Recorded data
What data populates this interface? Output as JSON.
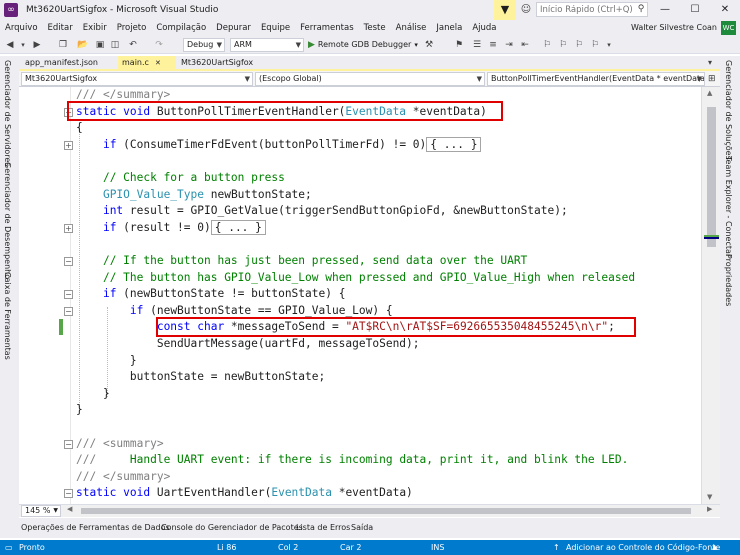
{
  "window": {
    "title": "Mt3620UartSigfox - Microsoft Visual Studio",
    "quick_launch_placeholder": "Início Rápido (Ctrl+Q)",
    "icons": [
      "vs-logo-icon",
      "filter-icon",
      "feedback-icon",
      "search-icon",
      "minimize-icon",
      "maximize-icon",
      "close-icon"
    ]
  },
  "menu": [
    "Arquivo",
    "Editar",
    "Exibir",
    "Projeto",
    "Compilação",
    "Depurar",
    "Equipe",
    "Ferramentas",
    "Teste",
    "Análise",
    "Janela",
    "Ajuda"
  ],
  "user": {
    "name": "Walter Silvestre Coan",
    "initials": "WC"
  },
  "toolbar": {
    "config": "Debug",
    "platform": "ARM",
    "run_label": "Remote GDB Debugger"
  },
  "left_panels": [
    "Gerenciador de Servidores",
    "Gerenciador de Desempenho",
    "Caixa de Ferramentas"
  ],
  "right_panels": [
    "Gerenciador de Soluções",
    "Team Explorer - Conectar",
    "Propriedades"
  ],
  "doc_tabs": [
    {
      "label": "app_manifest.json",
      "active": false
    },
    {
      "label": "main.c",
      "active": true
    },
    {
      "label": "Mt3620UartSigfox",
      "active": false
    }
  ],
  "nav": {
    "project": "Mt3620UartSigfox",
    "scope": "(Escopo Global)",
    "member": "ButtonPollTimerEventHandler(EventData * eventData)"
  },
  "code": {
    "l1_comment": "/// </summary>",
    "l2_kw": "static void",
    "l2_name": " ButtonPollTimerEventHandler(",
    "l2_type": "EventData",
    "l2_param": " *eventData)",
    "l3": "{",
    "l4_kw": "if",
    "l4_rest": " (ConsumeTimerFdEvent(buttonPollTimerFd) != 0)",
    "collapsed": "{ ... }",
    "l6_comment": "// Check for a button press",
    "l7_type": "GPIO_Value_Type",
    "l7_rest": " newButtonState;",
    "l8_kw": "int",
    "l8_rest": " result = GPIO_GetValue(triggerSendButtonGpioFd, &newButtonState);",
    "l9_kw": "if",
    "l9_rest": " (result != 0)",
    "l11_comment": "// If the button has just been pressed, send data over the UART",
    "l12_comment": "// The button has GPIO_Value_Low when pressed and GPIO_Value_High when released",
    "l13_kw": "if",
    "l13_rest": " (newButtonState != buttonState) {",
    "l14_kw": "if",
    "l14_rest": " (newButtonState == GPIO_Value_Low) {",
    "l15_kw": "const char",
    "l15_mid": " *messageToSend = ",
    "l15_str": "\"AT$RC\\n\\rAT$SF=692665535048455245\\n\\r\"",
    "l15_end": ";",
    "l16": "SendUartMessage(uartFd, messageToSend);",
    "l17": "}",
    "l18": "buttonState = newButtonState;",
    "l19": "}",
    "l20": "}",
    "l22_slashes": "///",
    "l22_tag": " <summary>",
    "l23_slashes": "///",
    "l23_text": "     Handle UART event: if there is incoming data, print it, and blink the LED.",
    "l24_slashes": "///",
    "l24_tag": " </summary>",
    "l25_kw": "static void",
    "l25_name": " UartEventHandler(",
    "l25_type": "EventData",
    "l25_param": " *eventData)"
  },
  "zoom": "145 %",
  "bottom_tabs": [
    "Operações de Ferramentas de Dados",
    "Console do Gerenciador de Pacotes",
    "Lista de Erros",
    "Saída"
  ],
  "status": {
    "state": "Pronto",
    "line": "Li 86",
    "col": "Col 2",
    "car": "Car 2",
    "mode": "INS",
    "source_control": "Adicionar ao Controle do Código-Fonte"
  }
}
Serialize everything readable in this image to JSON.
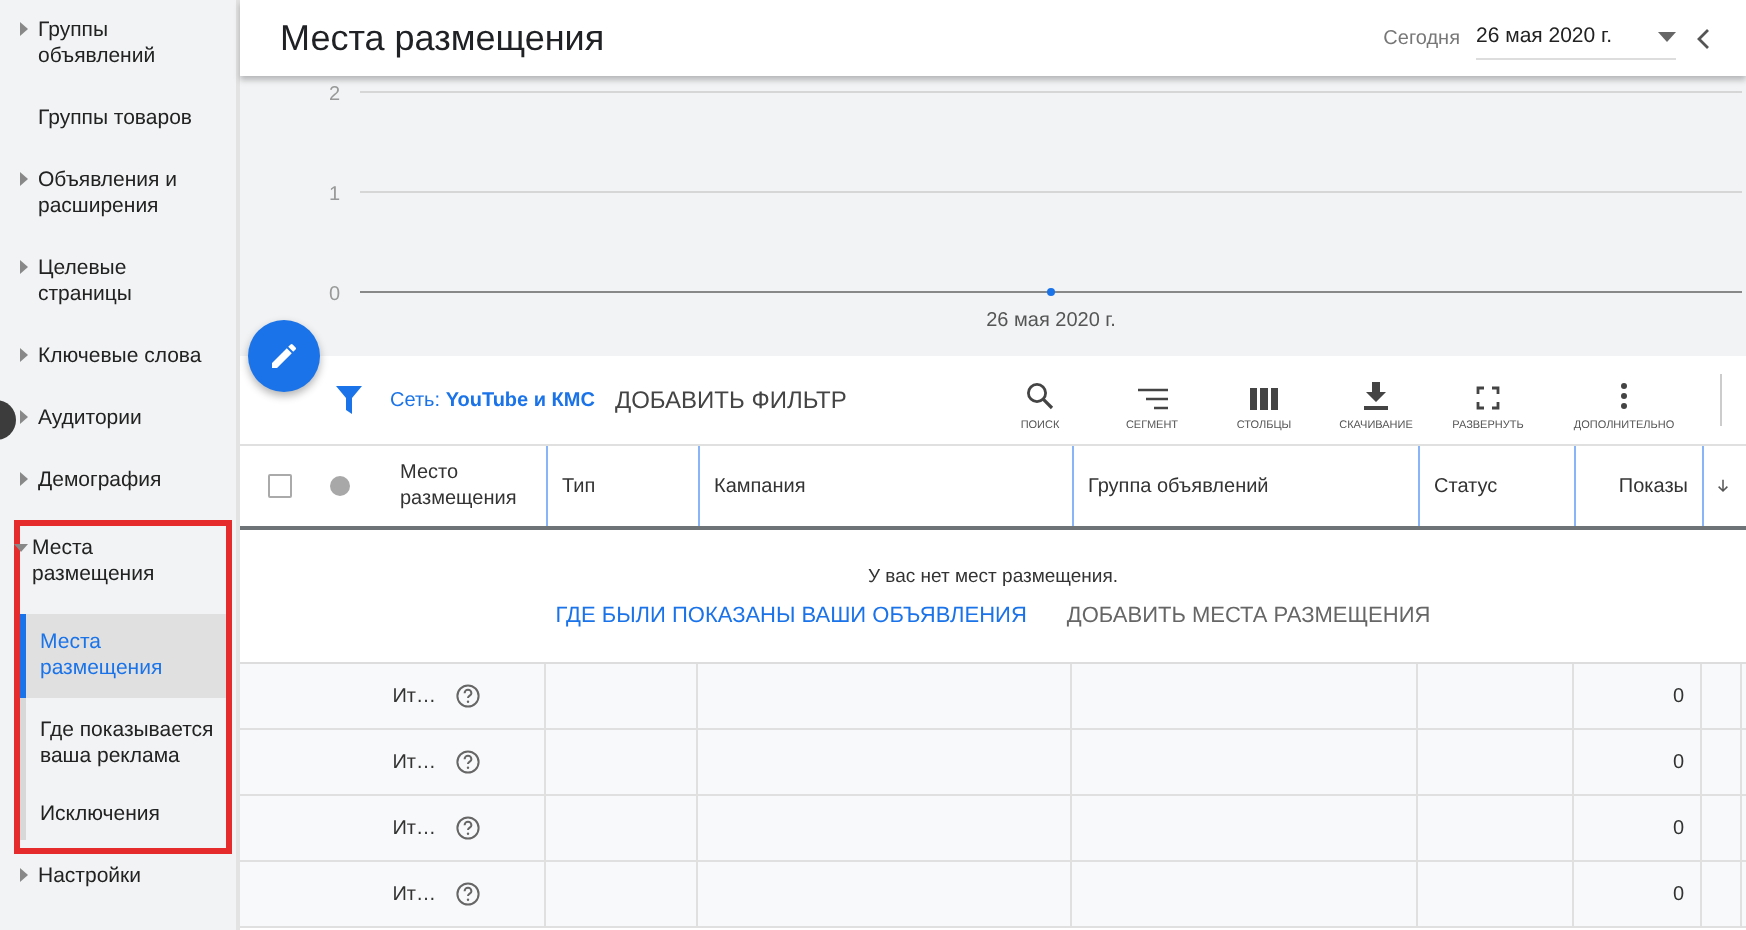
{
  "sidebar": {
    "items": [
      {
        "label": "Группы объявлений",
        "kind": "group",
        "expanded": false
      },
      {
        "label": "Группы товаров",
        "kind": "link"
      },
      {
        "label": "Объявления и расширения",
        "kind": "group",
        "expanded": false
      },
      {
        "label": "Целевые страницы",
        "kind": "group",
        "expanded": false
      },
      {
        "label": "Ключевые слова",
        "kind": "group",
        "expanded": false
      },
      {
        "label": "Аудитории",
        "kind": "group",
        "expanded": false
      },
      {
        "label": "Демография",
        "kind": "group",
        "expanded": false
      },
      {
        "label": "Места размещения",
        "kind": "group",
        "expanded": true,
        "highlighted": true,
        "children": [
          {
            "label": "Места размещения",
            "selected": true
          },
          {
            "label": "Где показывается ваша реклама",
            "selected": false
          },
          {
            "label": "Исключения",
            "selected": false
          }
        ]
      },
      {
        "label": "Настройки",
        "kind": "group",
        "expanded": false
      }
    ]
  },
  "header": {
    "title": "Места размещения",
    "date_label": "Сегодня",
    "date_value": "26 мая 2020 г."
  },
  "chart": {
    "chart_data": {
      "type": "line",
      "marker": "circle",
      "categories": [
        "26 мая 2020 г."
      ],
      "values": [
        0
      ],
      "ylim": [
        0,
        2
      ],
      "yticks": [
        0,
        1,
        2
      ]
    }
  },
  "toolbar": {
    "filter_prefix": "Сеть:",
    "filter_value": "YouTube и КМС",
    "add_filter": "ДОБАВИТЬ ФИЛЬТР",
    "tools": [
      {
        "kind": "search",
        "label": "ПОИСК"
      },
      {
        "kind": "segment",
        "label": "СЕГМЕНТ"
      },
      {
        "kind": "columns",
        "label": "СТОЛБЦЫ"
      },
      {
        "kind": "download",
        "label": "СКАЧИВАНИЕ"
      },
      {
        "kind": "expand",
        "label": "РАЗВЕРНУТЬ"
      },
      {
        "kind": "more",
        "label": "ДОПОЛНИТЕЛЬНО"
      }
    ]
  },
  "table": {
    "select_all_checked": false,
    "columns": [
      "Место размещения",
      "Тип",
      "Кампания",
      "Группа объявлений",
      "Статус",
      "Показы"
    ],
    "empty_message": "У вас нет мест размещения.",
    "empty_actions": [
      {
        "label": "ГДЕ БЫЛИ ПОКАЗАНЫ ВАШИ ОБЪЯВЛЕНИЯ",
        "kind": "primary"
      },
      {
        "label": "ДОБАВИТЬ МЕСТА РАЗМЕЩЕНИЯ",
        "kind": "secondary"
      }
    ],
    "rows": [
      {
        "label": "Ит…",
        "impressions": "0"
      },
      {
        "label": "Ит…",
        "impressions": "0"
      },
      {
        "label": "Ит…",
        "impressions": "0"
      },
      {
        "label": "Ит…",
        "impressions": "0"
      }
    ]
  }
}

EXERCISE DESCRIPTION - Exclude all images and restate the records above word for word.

EXERCISE OUTPUT -
What data populates this interface? Output as JSON.
{
  "window": {
    "title": "Mt3620UartSigfox - Microsoft Visual Studio",
    "quick_launch_placeholder": "Início Rápido (Ctrl+Q)",
    "icons": [
      "vs-logo-icon",
      "filter-icon",
      "feedback-icon",
      "search-icon",
      "minimize-icon",
      "maximize-icon",
      "close-icon"
    ]
  },
  "menu": [
    "Arquivo",
    "Editar",
    "Exibir",
    "Projeto",
    "Compilação",
    "Depurar",
    "Equipe",
    "Ferramentas",
    "Teste",
    "Análise",
    "Janela",
    "Ajuda"
  ],
  "user": {
    "name": "Walter Silvestre Coan",
    "initials": "WC"
  },
  "toolbar": {
    "config": "Debug",
    "platform": "ARM",
    "run_label": "Remote GDB Debugger"
  },
  "left_panels": [
    "Gerenciador de Servidores",
    "Gerenciador de Desempenho",
    "Caixa de Ferramentas"
  ],
  "right_panels": [
    "Gerenciador de Soluções",
    "Team Explorer - Conectar",
    "Propriedades"
  ],
  "doc_tabs": [
    {
      "label": "app_manifest.json",
      "active": false
    },
    {
      "label": "main.c",
      "active": true
    },
    {
      "label": "Mt3620UartSigfox",
      "active": false
    }
  ],
  "nav": {
    "project": "Mt3620UartSigfox",
    "scope": "(Escopo Global)",
    "member": "ButtonPollTimerEventHandler(EventData * eventData)"
  },
  "code": {
    "l1_comment": "/// </summary>",
    "l2_kw": "static void",
    "l2_name": " ButtonPollTimerEventHandler(",
    "l2_type": "EventData",
    "l2_param": " *eventData)",
    "l3": "{",
    "l4_kw": "if",
    "l4_rest": " (ConsumeTimerFdEvent(buttonPollTimerFd) != 0)",
    "collapsed": "{ ... }",
    "l6_comment": "// Check for a button press",
    "l7_type": "GPIO_Value_Type",
    "l7_rest": " newButtonState;",
    "l8_kw": "int",
    "l8_rest": " result = GPIO_GetValue(triggerSendButtonGpioFd, &newButtonState);",
    "l9_kw": "if",
    "l9_rest": " (result != 0)",
    "l11_comment": "// If the button has just been pressed, send data over the UART",
    "l12_comment": "// The button has GPIO_Value_Low when pressed and GPIO_Value_High when released",
    "l13_kw": "if",
    "l13_rest": " (newButtonState != buttonState) {",
    "l14_kw": "if",
    "l14_rest": " (newButtonState == GPIO_Value_Low) {",
    "l15_kw": "const char",
    "l15_mid": " *messageToSend = ",
    "l15_str": "\"AT$RC\\n\\rAT$SF=692665535048455245\\n\\r\"",
    "l15_end": ";",
    "l16": "SendUartMessage(uartFd, messageToSend);",
    "l17": "}",
    "l18": "buttonState = newButtonState;",
    "l19": "}",
    "l20": "}",
    "l22_slashes": "///",
    "l22_tag": " <summary>",
    "l23_slashes": "///",
    "l23_text": "     Handle UART event: if there is incoming data, print it, and blink the LED.",
    "l24_slashes": "///",
    "l24_tag": " </summary>",
    "l25_kw": "static void",
    "l25_name": " UartEventHandler(",
    "l25_type": "EventData",
    "l25_param": " *eventData)"
  },
  "zoom": "145 %",
  "bottom_tabs": [
    "Operações de Ferramentas de Dados",
    "Console do Gerenciador de Pacotes",
    "Lista de Erros",
    "Saída"
  ],
  "status": {
    "state": "Pronto",
    "line": "Li 86",
    "col": "Col 2",
    "car": "Car 2",
    "mode": "INS",
    "source_control": "Adicionar ao Controle do Código-Fonte"
  }
}
Serialize everything readable in this image to JSON.
{
  "sidebar": {
    "items": [
      {
        "label": "Группы объявлений",
        "kind": "group",
        "expanded": false
      },
      {
        "label": "Группы товаров",
        "kind": "link"
      },
      {
        "label": "Объявления и расширения",
        "kind": "group",
        "expanded": false
      },
      {
        "label": "Целевые страницы",
        "kind": "group",
        "expanded": false
      },
      {
        "label": "Ключевые слова",
        "kind": "group",
        "expanded": false
      },
      {
        "label": "Аудитории",
        "kind": "group",
        "expanded": false
      },
      {
        "label": "Демография",
        "kind": "group",
        "expanded": false
      },
      {
        "label": "Места размещения",
        "kind": "group",
        "expanded": true,
        "highlighted": true,
        "children": [
          {
            "label": "Места размещения",
            "selected": true
          },
          {
            "label": "Где показывается ваша реклама",
            "selected": false
          },
          {
            "label": "Исключения",
            "selected": false
          }
        ]
      },
      {
        "label": "Настройки",
        "kind": "group",
        "expanded": false
      }
    ]
  },
  "header": {
    "title": "Места размещения",
    "date_label": "Сегодня",
    "date_value": "26 мая 2020 г."
  },
  "chart": {
    "chart_data": {
      "type": "line",
      "marker": "circle",
      "categories": [
        "26 мая 2020 г."
      ],
      "values": [
        0
      ],
      "ylim": [
        0,
        2
      ],
      "yticks": [
        0,
        1,
        2
      ]
    }
  },
  "toolbar": {
    "filter_prefix": "Сеть:",
    "filter_value": "YouTube и КМС",
    "add_filter": "ДОБАВИТЬ ФИЛЬТР",
    "tools": [
      {
        "kind": "search",
        "label": "ПОИСК"
      },
      {
        "kind": "segment",
        "label": "СЕГМЕНТ"
      },
      {
        "kind": "columns",
        "label": "СТОЛБЦЫ"
      },
      {
        "kind": "download",
        "label": "СКАЧИВАНИЕ"
      },
      {
        "kind": "expand",
        "label": "РАЗВЕРНУТЬ"
      },
      {
        "kind": "more",
        "label": "ДОПОЛНИТЕЛЬНО"
      }
    ]
  },
  "table": {
    "select_all_checked": false,
    "columns": [
      "Место размещения",
      "Тип",
      "Кампания",
      "Группа объявлений",
      "Статус",
      "Показы"
    ],
    "empty_message": "У вас нет мест размещения.",
    "empty_actions": [
      {
        "label": "ГДЕ БЫЛИ ПОКАЗАНЫ ВАШИ ОБЪЯВЛЕНИЯ",
        "kind": "primary"
      },
      {
        "label": "ДОБАВИТЬ МЕСТА РАЗМЕЩЕНИЯ",
        "kind": "secondary"
      }
    ],
    "rows": [
      {
        "label": "Ит…",
        "impressions": "0"
      },
      {
        "label": "Ит…",
        "impressions": "0"
      },
      {
        "label": "Ит…",
        "impressions": "0"
      },
      {
        "label": "Ит…",
        "impressions": "0"
      }
    ]
  }
}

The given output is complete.